Analog Devices' AD9361 is a monolithic software-defined radio chip that contains two complete transmit and receive channels, can operate anywhere in the spectrum from 70 MHz to 6 GHz, and with channel bandwidths from 200 kHz to 56 MHz. In designing it to enable programmable radio applications that operate over a wide range of modulation schemes and network specifications such as defence electronics, instrumentation equipment and communications infrastructure, ADI also describes it as an RF Agile Transceiver. An ADI spokesman disclosed that the device has in fact existed for some time, and is already the basis of products developed by a limited customer group, and that Analog has now chosen to make it available to a wider market. In part, the spokesman explains, this approach has been driven by the fact that applications for the SDR chip are so diverse that the company has had to grow an infrastructure and design-support package so as not to have its own design-support facilities overwhelmed by customer requests.
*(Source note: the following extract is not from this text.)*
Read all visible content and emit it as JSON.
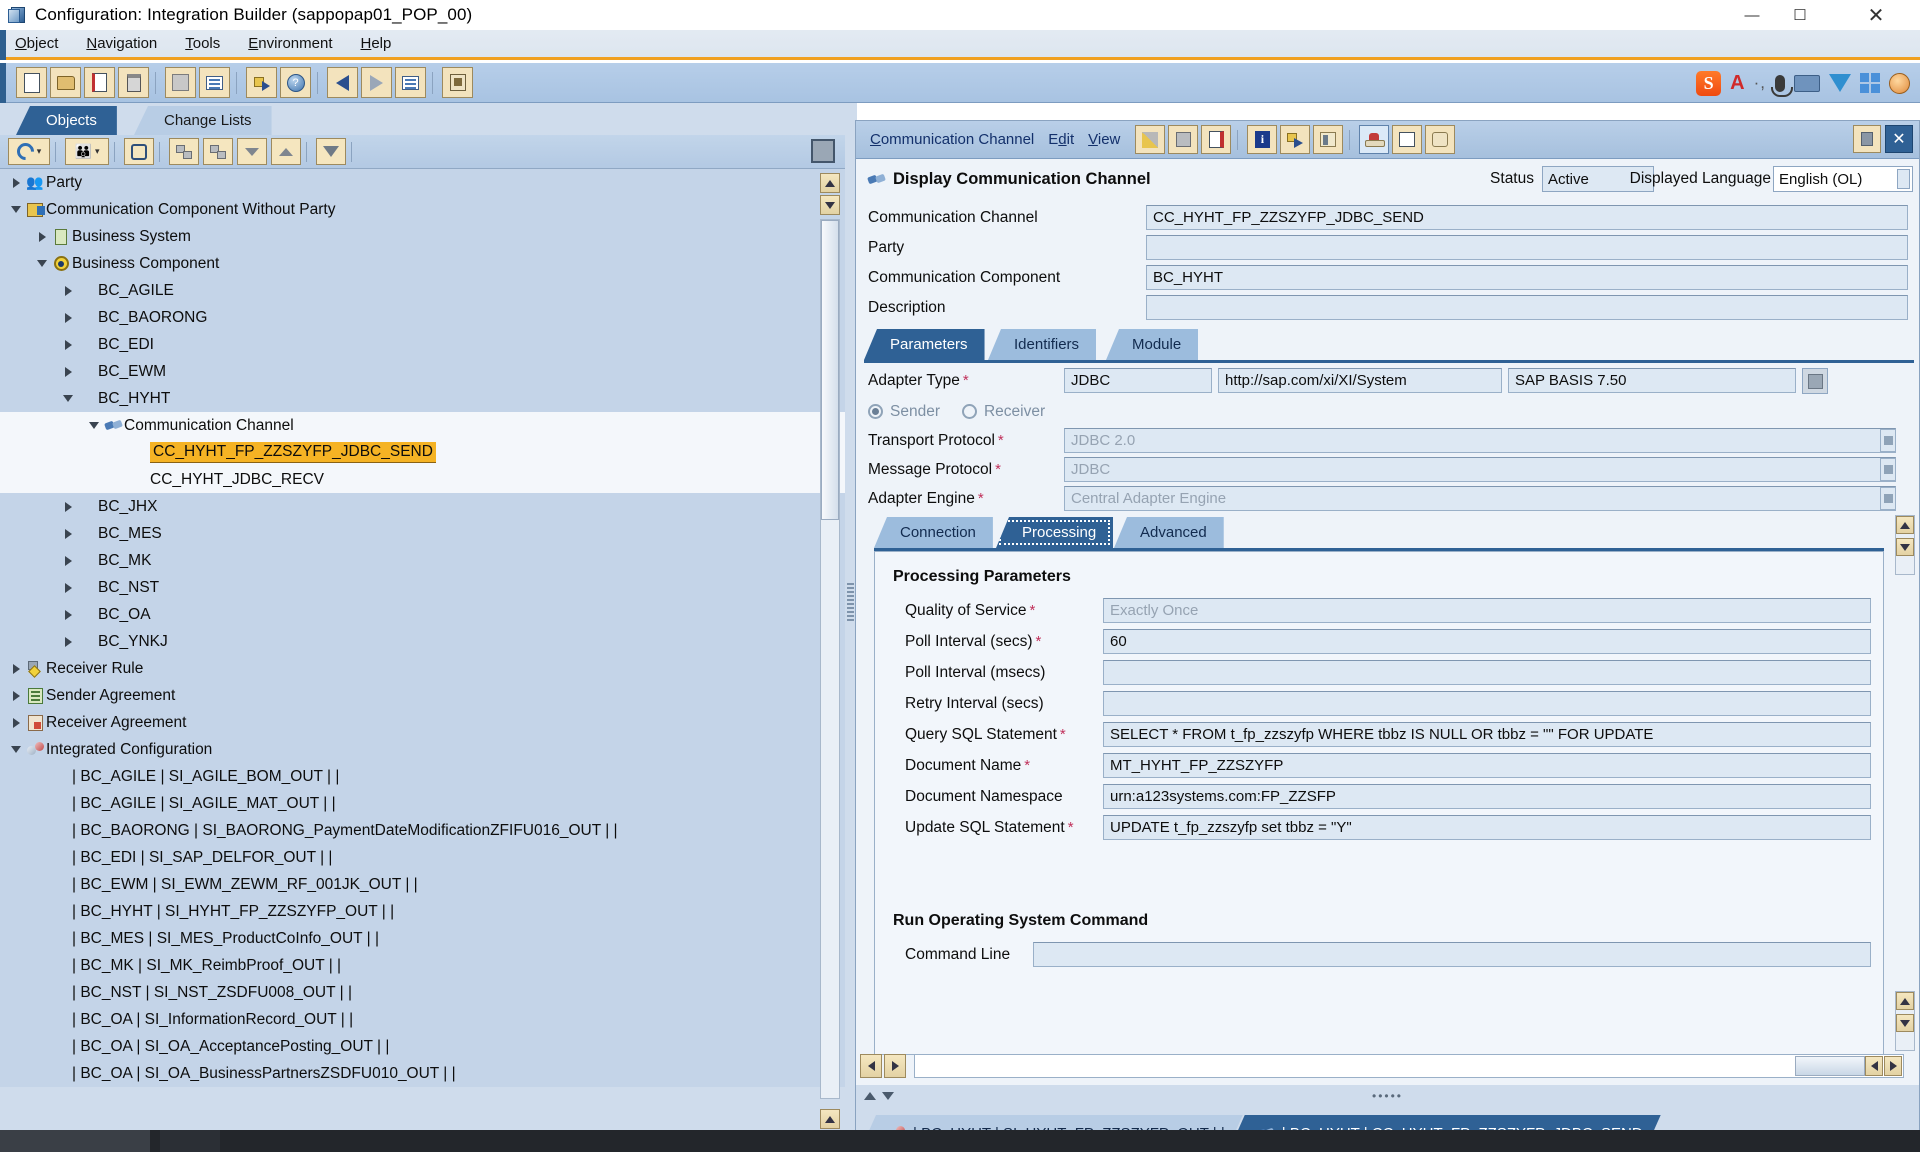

Accordingly, the AD9361 is supported by a wide range of design resources to expedite time to market including a software design kit and FPGA mezzanine card (FMC) to rapidly develop software defined radio solutions. One of the early customers quoted by ADI is Ettus Research , a National Instruments company; President Matt Ettus comments, “The AD9361 Agile Transceiver is a complete RF transceiver solution on a single chip – it’s an RF architect’s dream device...we combined it with a Xilinx Spartan-6 FPGA, USB 3.0 interface and comprehensive software support, to create easy-to-use and flexible software-defined radio solutions.”
The transceivers integrate an RF front end with a selection of low-noise-amplifiers, flexible mixed-signal baseband section, frequency synthesisers, two analogue-to-digital converters and two direct conversion receivers. Functional blocks are combined, alternate blocks such as LNAs selected and parameters (such as local-oscillator frequencies – there are full fractional-N synthesis LO blocks on-chip) set according to the needs of any